A 62-year-old man was admitted for spontaneous constrictive, intense chest pain.
A 62-year-old man was admitted for spontaneous constrictive, intense chest pain. He was not overweight (weight, 65 kg; height, 168 cm), but he had a 10-year history of hypertension, which was treated with diuretics and a beta blocker. He also had a history of renal dysfunction.
On admission, the patient no longer complained of chest pain, which stopped spontaneously after 20 minutes. His heart rate was 74 beats/ minute, and his blood pressure was 145/75 mm Hg on both arms. Results of the physical examination were normal. An electrocardiogram showed a sinus rhythm and signs of left ventricular hypertrophy with flattened T waves. The patient’s biological markers showed no troponin release, a moderately increased brain natriuretic peptide level (300 pg/mL), a normal D-dimers concentration, and a high creatinine level (200 µmol/L).
The suspected diagnosis was acute aortic syndrome, but echocardiography showed only left ventricular hypertrophy with normal systolic left ventricular function, and there was no valve disease or aortic abnormality. Results of a second biological troponin assessment performed 4 hours later were positive, allowing the physician to diagnose acute coronary syndrome, without troponin release, namely non—ST-segment elevation acute myocardial infarction (MI), according to the “new” definition of MI.1
The patient was treated with combination oral antiplatelet therapy (aspirin and clopidogrel [Plavix]), unfractionated heparin, and statins. Some guidelines-recommended treatments could not be given, such as beta blockers (because of the left ventricular dysfunction), and angiotensin-converting enzyme (ACE) inhibitors, low-molecular-weight heparin, and statins (because of the renal dysfunction). An invasive strategy (ie, coronary angioplasty) was not recommended, also because of the renal dysfunction, and therefore no glycoprotein (GP) IIb/IIIa inhibitors were given.
In this case, the degree of renal dysfunction was overestimated. The creatinine clearance was > 30 mL/min/m2, despite the high creatinine value. Thus, it would be important to recognize this patient as a high-risk patient, not only because of his age and troponin release, but also because of the renal dysfunction. According to the Global Registry of Acute Coronary Events (GRACE) score,2 the probability of death was 4% in the hospital and 10% at 6 months, and the probability of death or MI was 19% in the hospital and 35% at 6 months!
Despite the patient’s renal dysfunction and his high-risk level, it would be important to use all effective and guidelines-recommended treatments, including low-molecular-weight heparin instead of unfractionated heparin (or even 2.5 mg fondaparinux [Arixtra],3 according to the results of the Organization to Assess Strategies in Acute Ischemic Syndromes (OASIS)-6 study3; an ACE inhibitor4; an early invasive procedure (coronary angioplasty) after specific preparation and evaluation of the risk of contrast-induced nephropathy5; and a IIb/IIIa inhibitor in view of the possible invasive procedure.6
This case report illustrates the importance of accurate assessment of renal function in acute coronary syndrome patients.

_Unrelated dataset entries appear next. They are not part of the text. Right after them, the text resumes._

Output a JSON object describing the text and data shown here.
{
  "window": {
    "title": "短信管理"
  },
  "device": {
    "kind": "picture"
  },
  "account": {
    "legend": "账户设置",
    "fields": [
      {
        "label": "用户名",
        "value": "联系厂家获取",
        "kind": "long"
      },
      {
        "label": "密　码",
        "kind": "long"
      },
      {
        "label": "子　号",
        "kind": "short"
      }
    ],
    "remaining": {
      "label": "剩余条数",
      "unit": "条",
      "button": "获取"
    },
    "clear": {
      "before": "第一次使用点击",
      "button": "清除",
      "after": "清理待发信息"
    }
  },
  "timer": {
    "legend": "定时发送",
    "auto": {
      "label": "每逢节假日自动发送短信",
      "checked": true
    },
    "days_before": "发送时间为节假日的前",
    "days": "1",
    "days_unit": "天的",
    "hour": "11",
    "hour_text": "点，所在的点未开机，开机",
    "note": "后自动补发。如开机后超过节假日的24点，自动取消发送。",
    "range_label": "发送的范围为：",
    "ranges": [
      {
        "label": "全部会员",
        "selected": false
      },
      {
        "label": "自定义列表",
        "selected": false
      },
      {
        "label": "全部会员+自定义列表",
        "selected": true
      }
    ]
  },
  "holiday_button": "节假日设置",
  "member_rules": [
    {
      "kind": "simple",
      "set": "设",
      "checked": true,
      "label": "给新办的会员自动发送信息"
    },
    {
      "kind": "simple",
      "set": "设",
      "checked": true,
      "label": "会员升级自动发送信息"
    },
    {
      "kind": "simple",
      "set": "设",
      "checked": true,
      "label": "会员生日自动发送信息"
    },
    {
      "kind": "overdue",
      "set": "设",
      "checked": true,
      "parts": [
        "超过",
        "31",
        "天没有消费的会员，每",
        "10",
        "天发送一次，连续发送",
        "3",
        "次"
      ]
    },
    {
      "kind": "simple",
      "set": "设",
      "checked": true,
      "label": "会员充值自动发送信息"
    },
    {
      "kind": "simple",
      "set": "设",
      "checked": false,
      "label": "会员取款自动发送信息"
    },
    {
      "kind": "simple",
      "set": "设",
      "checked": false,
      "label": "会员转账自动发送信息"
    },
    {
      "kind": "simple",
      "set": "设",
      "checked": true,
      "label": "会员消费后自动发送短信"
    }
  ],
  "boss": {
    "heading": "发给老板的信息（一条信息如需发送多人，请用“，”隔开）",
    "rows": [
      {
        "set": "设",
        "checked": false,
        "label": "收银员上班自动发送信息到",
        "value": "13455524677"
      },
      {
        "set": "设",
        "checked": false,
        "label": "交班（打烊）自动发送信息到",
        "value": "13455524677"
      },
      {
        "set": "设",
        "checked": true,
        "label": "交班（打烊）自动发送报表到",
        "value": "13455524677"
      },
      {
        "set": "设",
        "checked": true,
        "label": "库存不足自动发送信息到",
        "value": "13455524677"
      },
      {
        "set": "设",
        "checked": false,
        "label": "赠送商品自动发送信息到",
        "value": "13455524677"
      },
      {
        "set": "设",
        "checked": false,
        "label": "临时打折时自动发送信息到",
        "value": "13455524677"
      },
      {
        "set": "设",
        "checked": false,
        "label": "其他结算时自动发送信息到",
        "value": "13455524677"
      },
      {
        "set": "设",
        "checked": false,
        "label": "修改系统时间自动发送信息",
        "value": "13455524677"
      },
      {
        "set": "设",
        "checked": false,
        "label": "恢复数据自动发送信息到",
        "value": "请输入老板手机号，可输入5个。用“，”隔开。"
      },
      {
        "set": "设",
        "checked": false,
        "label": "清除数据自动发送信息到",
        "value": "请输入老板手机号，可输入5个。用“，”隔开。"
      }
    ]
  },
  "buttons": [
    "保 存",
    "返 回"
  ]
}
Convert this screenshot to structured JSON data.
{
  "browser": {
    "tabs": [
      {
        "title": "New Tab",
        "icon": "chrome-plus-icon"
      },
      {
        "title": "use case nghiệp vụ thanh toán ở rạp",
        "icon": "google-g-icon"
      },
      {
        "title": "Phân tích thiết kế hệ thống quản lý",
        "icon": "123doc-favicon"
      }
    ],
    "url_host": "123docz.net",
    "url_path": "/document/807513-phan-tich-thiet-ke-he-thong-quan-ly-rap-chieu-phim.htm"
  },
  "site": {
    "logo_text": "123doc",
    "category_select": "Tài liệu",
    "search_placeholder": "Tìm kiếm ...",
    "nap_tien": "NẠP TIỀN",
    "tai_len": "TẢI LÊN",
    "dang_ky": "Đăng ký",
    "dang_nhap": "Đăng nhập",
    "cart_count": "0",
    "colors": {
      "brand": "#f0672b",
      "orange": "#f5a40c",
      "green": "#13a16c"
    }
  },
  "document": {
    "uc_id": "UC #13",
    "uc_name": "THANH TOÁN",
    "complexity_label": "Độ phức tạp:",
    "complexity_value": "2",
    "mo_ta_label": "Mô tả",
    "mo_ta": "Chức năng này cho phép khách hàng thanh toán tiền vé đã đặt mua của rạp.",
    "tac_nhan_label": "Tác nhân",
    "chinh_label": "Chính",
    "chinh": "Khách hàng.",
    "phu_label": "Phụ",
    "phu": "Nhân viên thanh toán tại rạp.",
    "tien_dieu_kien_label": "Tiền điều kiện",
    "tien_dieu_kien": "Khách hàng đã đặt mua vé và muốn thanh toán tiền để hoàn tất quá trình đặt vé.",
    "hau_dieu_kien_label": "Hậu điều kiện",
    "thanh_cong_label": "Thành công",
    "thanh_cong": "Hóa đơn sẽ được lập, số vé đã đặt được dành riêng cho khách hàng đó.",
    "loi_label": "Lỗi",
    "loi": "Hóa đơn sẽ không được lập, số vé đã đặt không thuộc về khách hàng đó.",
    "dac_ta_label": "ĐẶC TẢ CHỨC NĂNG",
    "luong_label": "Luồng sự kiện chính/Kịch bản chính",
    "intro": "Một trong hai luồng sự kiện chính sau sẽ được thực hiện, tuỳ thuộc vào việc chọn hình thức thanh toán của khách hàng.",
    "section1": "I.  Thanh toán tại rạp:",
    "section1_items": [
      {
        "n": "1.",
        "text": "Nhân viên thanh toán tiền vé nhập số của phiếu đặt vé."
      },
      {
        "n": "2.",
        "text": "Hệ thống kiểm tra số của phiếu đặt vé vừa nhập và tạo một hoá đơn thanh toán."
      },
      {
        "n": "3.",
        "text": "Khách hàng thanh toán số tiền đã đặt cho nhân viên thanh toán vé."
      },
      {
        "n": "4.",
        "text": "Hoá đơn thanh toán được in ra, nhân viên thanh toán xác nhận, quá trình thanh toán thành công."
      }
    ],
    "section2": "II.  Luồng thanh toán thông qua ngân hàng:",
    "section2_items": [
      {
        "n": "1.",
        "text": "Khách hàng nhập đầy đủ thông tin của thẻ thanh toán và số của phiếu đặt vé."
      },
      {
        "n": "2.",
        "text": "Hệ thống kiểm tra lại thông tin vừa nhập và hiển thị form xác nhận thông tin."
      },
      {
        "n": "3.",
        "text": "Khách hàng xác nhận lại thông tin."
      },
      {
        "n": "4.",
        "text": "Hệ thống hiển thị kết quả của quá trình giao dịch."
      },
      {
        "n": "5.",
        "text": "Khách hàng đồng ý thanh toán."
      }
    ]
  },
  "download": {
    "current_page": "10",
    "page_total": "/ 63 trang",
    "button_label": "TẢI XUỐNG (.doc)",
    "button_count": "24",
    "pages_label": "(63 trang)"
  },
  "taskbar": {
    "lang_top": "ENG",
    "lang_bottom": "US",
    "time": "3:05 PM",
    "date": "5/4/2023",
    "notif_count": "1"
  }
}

Sometimes, renal dysfunction is overestimated and leads to underutilization of recommended treatments.